By Carl Stagner
Jesus is the subject for Harvey Carey. The urban pastor and church planter—also an avid amateur photographer—isn’t affiliated directly with the Church of God, but he’s a familiar face to many in the Movement. The former IYC speaker was invited to speak again to the Church of God, this time at the Regional Convention in Columbus, Ohio (June 19–20). His firsthand experience shining the light of Christ in the inner-city not only informs, but inspires listeners young and old, from downtown to down yonder. This product of the inner-city, turned proponent of the inner-city, challenges Christians to give life to their community—population three, or population three million.
While a student at Bishop College in Dallas, Texas, Harvey Carey made the student lounge his go-to place of prayer. God honored Harvey’s consistent prayer time by speaking clearly to him one pivotal evening. “You will go to Detroit, Michigan,” God said, “and start a church—Citadel of Faith.” Harvey reflects that, at the time, he didn’t even know what the word citadel meant. He had also never been to Detroit, but he knew God had spoken. All of this happened in 1986, and while Harvey never forgot that encounter, he and his family first moved to Chicago where he would serve as assistant pastor and youth pastor until 2003.
In the summer of 2003, after the final pieces of the puzzle were providentially assembled, Harvey Carey and his wife Nancy and daughter Tiffany were Detroit-bound. Citadel of Faith was planted, and today Harvey Carey pastors a thriving congregation in the heart of the Motor City. As the Church of God movement revitalizes its efforts in the inner-city, Harvey Carey pushes forward in an area too often dismissed by the church world.
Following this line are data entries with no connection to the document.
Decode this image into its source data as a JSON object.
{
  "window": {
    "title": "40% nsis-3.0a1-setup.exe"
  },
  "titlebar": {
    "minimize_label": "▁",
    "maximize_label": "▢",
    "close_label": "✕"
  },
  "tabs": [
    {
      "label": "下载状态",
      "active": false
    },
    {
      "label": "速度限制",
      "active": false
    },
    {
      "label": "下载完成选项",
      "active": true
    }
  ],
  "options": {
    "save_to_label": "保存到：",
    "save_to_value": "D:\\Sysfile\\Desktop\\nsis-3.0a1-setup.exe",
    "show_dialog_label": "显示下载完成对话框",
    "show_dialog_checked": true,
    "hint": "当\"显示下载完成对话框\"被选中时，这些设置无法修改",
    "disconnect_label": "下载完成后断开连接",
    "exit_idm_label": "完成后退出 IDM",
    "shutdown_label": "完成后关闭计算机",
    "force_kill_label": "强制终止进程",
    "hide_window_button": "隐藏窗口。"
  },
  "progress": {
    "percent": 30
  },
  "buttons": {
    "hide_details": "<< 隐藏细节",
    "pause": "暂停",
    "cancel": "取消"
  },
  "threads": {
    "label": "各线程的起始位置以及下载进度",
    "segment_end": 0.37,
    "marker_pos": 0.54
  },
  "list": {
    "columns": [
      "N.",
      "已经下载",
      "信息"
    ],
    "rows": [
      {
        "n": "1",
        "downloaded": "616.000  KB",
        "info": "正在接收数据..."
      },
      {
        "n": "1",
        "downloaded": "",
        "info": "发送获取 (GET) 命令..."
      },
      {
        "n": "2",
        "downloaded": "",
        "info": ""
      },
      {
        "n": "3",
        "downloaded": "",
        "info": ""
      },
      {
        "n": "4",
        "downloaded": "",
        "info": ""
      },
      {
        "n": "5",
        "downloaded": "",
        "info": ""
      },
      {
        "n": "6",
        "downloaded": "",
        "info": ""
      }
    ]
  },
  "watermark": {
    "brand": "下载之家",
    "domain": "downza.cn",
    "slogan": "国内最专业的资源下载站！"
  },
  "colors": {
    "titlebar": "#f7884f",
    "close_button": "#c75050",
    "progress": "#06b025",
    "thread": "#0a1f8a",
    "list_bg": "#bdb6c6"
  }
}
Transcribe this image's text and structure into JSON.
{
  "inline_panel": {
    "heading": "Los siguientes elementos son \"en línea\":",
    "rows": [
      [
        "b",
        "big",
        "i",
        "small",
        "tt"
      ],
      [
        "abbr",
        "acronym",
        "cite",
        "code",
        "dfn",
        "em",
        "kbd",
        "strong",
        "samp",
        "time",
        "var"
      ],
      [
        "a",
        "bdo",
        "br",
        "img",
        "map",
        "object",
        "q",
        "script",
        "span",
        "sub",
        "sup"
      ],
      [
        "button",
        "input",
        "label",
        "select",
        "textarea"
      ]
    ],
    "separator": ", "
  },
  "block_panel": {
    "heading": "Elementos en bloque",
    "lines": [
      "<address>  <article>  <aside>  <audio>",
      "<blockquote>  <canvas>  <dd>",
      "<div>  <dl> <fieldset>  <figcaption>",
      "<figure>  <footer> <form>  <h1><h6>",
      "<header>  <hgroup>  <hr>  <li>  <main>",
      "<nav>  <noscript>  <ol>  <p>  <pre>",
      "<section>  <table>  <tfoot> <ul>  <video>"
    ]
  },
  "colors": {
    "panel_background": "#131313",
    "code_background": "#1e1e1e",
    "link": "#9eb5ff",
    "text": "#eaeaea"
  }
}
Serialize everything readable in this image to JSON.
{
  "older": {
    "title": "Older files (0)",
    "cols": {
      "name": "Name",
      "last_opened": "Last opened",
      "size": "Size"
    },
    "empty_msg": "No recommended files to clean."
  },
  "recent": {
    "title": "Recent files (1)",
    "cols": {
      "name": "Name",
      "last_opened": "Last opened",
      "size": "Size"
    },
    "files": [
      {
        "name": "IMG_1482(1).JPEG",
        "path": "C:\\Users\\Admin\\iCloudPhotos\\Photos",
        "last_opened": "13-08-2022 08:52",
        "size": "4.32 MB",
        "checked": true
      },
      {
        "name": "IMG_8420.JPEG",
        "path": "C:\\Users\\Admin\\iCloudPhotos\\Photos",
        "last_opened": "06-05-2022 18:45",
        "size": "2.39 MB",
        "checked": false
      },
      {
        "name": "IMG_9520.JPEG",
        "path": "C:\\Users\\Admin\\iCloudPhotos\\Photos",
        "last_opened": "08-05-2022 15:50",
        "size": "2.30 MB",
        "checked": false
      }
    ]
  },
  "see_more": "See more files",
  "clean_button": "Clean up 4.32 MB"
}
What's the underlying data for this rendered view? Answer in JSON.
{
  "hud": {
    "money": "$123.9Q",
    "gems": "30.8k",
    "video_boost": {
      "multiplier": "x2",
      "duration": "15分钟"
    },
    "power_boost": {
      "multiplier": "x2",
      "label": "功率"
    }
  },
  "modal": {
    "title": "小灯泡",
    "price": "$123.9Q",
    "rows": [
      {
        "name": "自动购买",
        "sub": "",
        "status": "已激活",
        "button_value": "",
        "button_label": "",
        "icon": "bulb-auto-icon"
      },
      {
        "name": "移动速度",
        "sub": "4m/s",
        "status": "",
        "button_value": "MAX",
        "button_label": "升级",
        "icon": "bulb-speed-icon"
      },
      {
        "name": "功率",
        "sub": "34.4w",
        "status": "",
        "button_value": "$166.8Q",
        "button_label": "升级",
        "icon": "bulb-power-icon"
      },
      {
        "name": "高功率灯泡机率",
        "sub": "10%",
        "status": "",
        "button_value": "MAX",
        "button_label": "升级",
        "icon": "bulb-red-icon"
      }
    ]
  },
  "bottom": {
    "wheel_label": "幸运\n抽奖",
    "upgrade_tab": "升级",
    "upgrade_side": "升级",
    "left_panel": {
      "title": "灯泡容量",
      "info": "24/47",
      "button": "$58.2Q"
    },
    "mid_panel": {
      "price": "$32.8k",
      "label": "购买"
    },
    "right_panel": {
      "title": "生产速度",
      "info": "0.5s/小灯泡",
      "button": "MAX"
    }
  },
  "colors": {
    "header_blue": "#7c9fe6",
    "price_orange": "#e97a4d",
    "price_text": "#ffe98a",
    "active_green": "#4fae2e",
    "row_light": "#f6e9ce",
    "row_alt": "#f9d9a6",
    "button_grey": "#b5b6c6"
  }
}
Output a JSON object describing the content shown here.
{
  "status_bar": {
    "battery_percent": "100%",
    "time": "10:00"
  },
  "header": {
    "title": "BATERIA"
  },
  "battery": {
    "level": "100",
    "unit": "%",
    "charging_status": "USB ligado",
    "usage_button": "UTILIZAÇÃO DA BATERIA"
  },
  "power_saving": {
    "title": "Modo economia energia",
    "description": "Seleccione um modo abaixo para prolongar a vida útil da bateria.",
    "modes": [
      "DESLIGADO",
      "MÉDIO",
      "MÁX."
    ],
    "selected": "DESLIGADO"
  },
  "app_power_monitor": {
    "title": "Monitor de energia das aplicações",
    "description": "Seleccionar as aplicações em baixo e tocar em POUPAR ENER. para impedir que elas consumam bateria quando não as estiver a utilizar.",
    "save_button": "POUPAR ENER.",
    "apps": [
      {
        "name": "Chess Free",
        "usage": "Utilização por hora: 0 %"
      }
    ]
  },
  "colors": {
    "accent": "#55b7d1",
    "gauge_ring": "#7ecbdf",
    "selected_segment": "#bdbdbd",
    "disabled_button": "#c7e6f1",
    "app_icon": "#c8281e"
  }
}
“I realize that marginalization and lack of hope can be one of the greatest deterrents of success,” Harvey explains. “I have a burden for the city. The word inner-city often connotes poverty, minorities, and those on the fringe of society. Although this is true, the inner-city is often an eclectic array of all kinds of people struggling to find out how to not only break out of cycles of poverty, but often how to co-exist, as well. I find the tug so strong to the inner-city because I feel this is where the greatest needs often reside in our American culture. I feel uniquely equipped to both love, encourage, and empower those who are most vulnerable. I also feel a unique call to bridge the resourced to the under-resourced. If we are the ‘light of the world,’ I have always run to the darkest corners to ‘let my little light shine.’”
As busy as his schedule gets, Harvey has come to recognize the vitality of rest and recreation. Coming off a recent sabbatical, he’s learned the tools to keep his soul nourished in the midst of ministry. “As leaders are often giving 100 percent and then some, to our youth and the various places he’s called, our activity and doing cannot replace our being.” Perhaps that’s why his interests and hobbies aside from ministry are so valuable to him. Not only does he enjoy capturing stories on his “amazing digital SLR camera,” but he also enjoys watching stories played out on the big screen and the stage. Live Broadway musicals and stage productions are personal favorites!
As the Church of God gathered in Columbus, Ohio, returns home from the Regional Convention, Harvey Carey’s prayer is that unity is a resonating theme. “Jesus, in his prayer, asked that we would be one so the world would believe he is the Son of God. With the ever-increasing partisan trenches, and racial and economic tensions that are driving one of the greatest divides our nation has seen in a while, I want to unpack the mandate for unity as a force for evangelism.”
For information on Regional Convention registration, lodging, scheduling, and more, visit www.chogconvention.org.